Warren is a much better value on DraftKings where his SF/PF designation also allows some positional flexibility. Warren’s big bump in the short term comes from the loss of Devin Booker to injury. Warren’s full season usage sits at 26% but jumps to 29% with Booker off the court. The Suns are, of course, a complete mess with their rotations, but Warren is one of the lone beacons of safety on the squad, mostly because they need his scoring and ability to get his own shot in the offense. He rebounds the small forward position reasonably well, and the Kings sport the second-worst defensive efficiency in the league.
Ben Simmons, vs. Timberwolves (FD: $10,000, DK: $9,800)
Projected Points: FD: 49.47, DK: 50.34
Joel Embiid was a very (very, very) late scratch on Sunday and his status is questionable leading into Tuesday’s contest. These current projections for Simmons are working under the assumption Embiid plays and the former is pushing up against 5x value on both sites. In other words, he’s a fine play if the big man suits up. But he becomes a fantastic play if Embiid is out again. Simmons goes from a full-season 25% usage and 13.5% total rebounding percentage to 29% usage and 15% total rebounding with Embiid off the court. And unlike other Sixers rookies in years past, there isn’t much of a leash on Simmons’ minutes considering he’s averaging 36 per game. Minnesota is a bottom-third defensive team though the only real concern with Simmons here is the possibility that he gets a heavy dose of Jimmy Butler. I’m still buying on the matchup with the upside if Embiid sits.
Zach Randolph, vs. Suns (FD: $7,500, DK: $7,100)
Projected Points: FD: 38.69, DK: 39.2
Nothing is ever safe with the Sacramento Kings. They are in full-on tank mode, have a revolving cast of players shuttling back and forth from the G-League, and have no great incentive to keep any consistency with their rotations. But the one exception is Randolph, who is averaging 33 minutes per game over his last five, and has been excellent with a 24-point, 11-rebound, three-assist line in that time. But as the stats and opportunity have solidified, his price on both sites is up about 42%. He’s still worth it in a fantastic matchup against a Suns team allowing 5% more scoring and rebounding to opposing PF/C types.
Andre Drummond, vs. Nuggets (FD: $9,200, DK: $9,400)
Projected Points: FD: 45.08, DK: 46.01
Drummond is putting together his best season, averaging career highs in minutes (33.4) and rebounds (15.3) per game, to go along with his second-best scoring average at 14.1 points per game. His ability to stay on the court longer is due, in part, to his greatly improved defense and a near-miraculous improvement in free-throw shooting. Up to 61% from a career 40% mark. He’ll get a Nikola Jokic-less Denver team on Tuesday that will try to front him with Mason Plumlee and a revolving cast of undersized bigs. The Nuggets are allowing about 6% more scoring than league-average to opposing centers, and are about league-average keeping them off the glass. Drummond will be a handful for the Denver interior, and the limited offense of the Nuggets bigs puts him at less risk to get into early foul trouble.
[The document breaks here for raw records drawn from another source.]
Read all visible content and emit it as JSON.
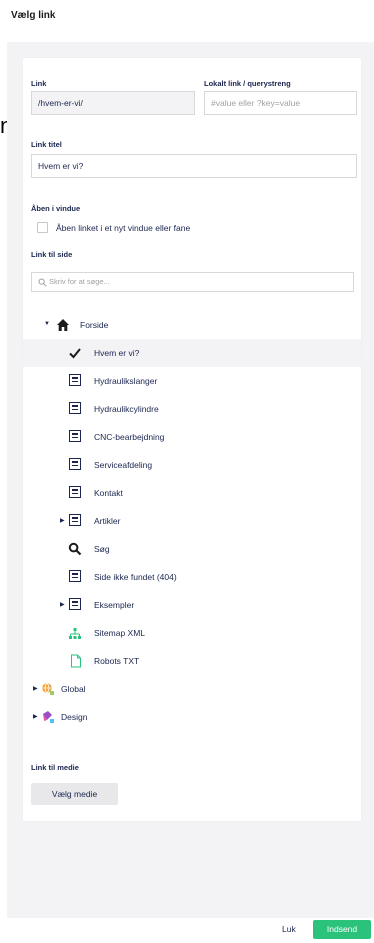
{
  "dialog": {
    "title": "Vælg link"
  },
  "form": {
    "link_label": "Link",
    "link_value": "/hvem-er-vi/",
    "anchor_label": "Lokalt link / querystreng",
    "anchor_placeholder": "#value eller ?key=value",
    "title_label": "Link titel",
    "title_value": "Hvem er vi?",
    "target_label": "Åben i vindue",
    "target_checkbox_label": "Åben linket i et nyt vindue eller fane",
    "page_label": "Link til side",
    "search_placeholder": "Skriv for at søge...",
    "media_label": "Link til medie",
    "media_button": "Vælg medie"
  },
  "tree": [
    {
      "label": "Forside",
      "icon": "home-icon",
      "level": 0,
      "expanded": true
    },
    {
      "label": "Hvem er vi?",
      "icon": "checkmark-icon",
      "level": 1,
      "selected": true
    },
    {
      "label": "Hydraulikslanger",
      "icon": "page-icon",
      "level": 1
    },
    {
      "label": "Hydraulikcylindre",
      "icon": "page-icon",
      "level": 1
    },
    {
      "label": "CNC-bearbejdning",
      "icon": "page-icon",
      "level": 1
    },
    {
      "label": "Serviceafdeling",
      "icon": "page-icon",
      "level": 1
    },
    {
      "label": "Kontakt",
      "icon": "page-icon",
      "level": 1
    },
    {
      "label": "Artikler",
      "icon": "list-page-icon",
      "level": 1,
      "collapsed": true
    },
    {
      "label": "Søg",
      "icon": "search-icon",
      "level": 1
    },
    {
      "label": "Side ikke fundet (404)",
      "icon": "page-icon",
      "level": 1
    },
    {
      "label": "Eksempler",
      "icon": "page-icon",
      "level": 1,
      "collapsed": true
    },
    {
      "label": "Sitemap XML",
      "icon": "sitemap-icon",
      "level": 1
    },
    {
      "label": "Robots TXT",
      "icon": "document-icon",
      "level": 1
    },
    {
      "label": "Global",
      "icon": "global-icon",
      "level": 0,
      "collapsed": true
    },
    {
      "label": "Design",
      "icon": "design-icon",
      "level": 0,
      "collapsed": true
    }
  ],
  "footer": {
    "close_label": "Luk",
    "submit_label": "Indsend"
  },
  "colors": {
    "accent_green": "#2bc37c",
    "text_navy": "#1b264f",
    "panel_gray": "#f3f3f5",
    "sitemap_green": "#2bc37c"
  }
}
Enes Kanter, vs. Lakers (FD: $6,600, DK: $6,400)
Projected Points: FD: 31.09, DK: 32.97
Kanter is a high-risk, high-reward play on Tuesday. From a safety perspective, I greatly prefer Drummond to the rest of the center position. If you’re looking to take an upside risk, though, Kanter fits the bill. He’s incredibly inconsistent because his minutes are all over the place, and he doesn’t play a lick of defense. But that’s less of a concern against the Lakers who tend to play small after getting 20 minutes from Brook Lopez. They are among the worst in the league at defending the center position, allowing about 7% more scoring than league-average to opposing bigs. If Kanter stays out of early foul trouble and his minutes push up toward 30, then he has as much upside as anyone in this price tier. Those are, of course, big ifs.